Astronomical spring arrives today just before 1PM at 12:57, if you are being precise. The reason I write astronomical spring is because meteorological spring began 3 weeks ago. Meteorologists and astronomers see the seasons differently. For those of us in the weather business, spring is the 90 days between the coldest and warmest 90 days of the year. Autumn therefore becomes the 90 days of transition between the hottest and coldest 90 day periods heading in the other direction.
This might seems like semantics, but when you purely focus on temperature the seasons are all shifted back about three weeks. It’s actually quite logical because the first three weeks of March are likely warmer than the first three weeks of December.
At any rate, spring has arrived on both fronts and while we haven’t seen much prolonged spring weather this will change.
Precipitation type is an interesting thing. There are times you think it’s cold enough for snow and it rains and times you think it’s warm enough for rain and it snows. To understand they type of precipitation we see here at the ground think about the atmosphere like a layer cake.
In the clouds, where precipitation forms is analogous to the top of the cake and the ground where the precipitation reaches is the bottom or crust (I like pie). What happens in the middle is quite critical for determining what for the precipitation will take.
Notice in the diagram below the red color represents air above freezing. In the snow situation, there isn’t any air above freezing. As the snow falls from the clouds, it’s able to make it to the ground without melting. In the other three situations, the warm air melts the snow before it reaches earth.
There’s a term some meteorologists use called “model hugging.” Basically, this means buying those models you hear so much about hook, line and sinker. The thing about the models, they are guides to what will happen in the future, not gospel.
Any model is not 100 percent correct, just ask an economist. When I forecast a storm I certainly review all the models, but ultimately I have to make the call myself. When it's three or four days before a storm, the models often are still all over the place predicting how the atmosphere will come together.
The models are amazing and it’s a wonder to me we can forecast the formation of anything 10 days in advance. Yet, they often don't have the accuracy needed for a confident forecast more than 72 hours ahead of time. This is why you hear so many "ifs" in the long range.
On a planetary scale, knowing a storm will form is important, but to get the forecast right for an area that includes Bangor to Bridgton and south to Portland, the model has to predict the track of a storm within 50 to 100 miles - otherwise the forecast won’t be accurate. The model could show a storm's track correctly 10 days in advance, but the odds are much higher it will do so two days before an event.

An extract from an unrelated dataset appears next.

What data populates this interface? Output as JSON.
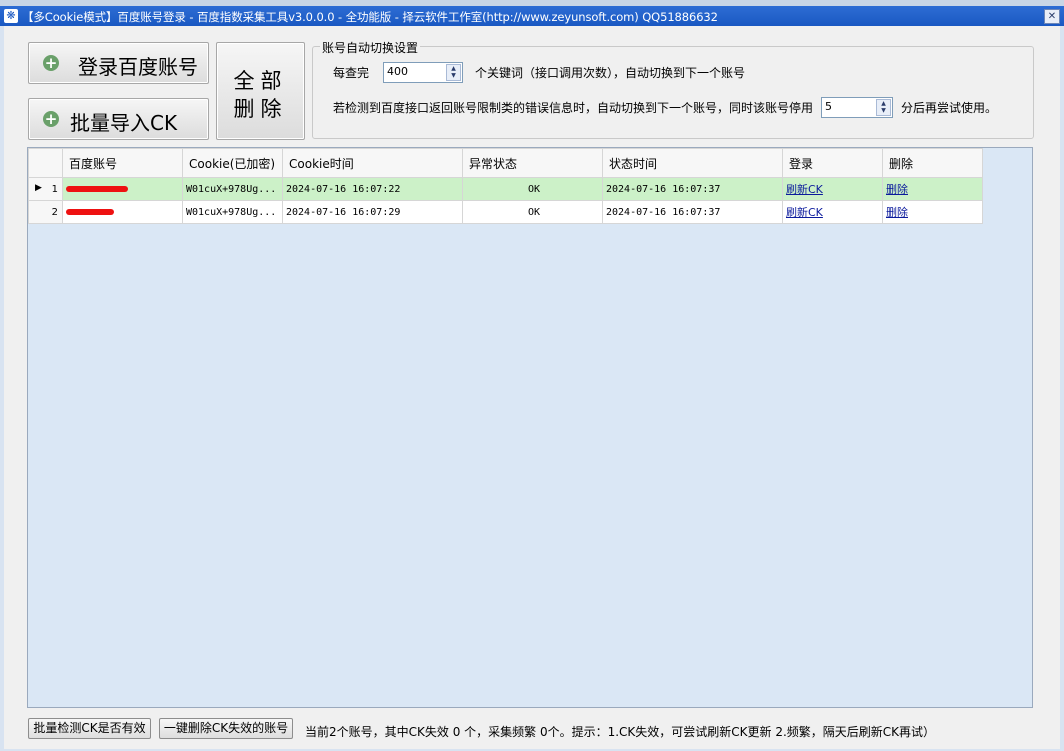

Welcome back to January. If the spring weather on Tuesday made you think winter was over, the howling wind and snow showers today will make you think it’s not going to end.
The mild air made quite a push westward and most of this storm fell as rain south of a line from north of Sanford to Naples, east through Lewiston/Auburn and on to the midcoast. For a time last evening the rain pushed as far west as Bridgton and Fryeburg, but then it quickly retreated east again.
Ski areas will continue to see some accumulating snow much of the day with another 3 to 6 inches. Elsewhere, 1 to 3 inches of snow could fall by mid-afternoon today. I expect a few spots in the mountains to hit the 18-inch mark or maybe even a bit more if some of the heavier bands of snow move through. This is going to extend the ski season by a couple of weeks.
The cold air remains in place through the entire day and overnight. When you get up tomorrow it will be at or below zero inland and in the low single numbers along the coast. The record low for Portland tomorrow is 2 below zero. While we won’t break that record, a low of 5 or 6 above for Friday will still make March 14 this year one of the coldest in recent memory.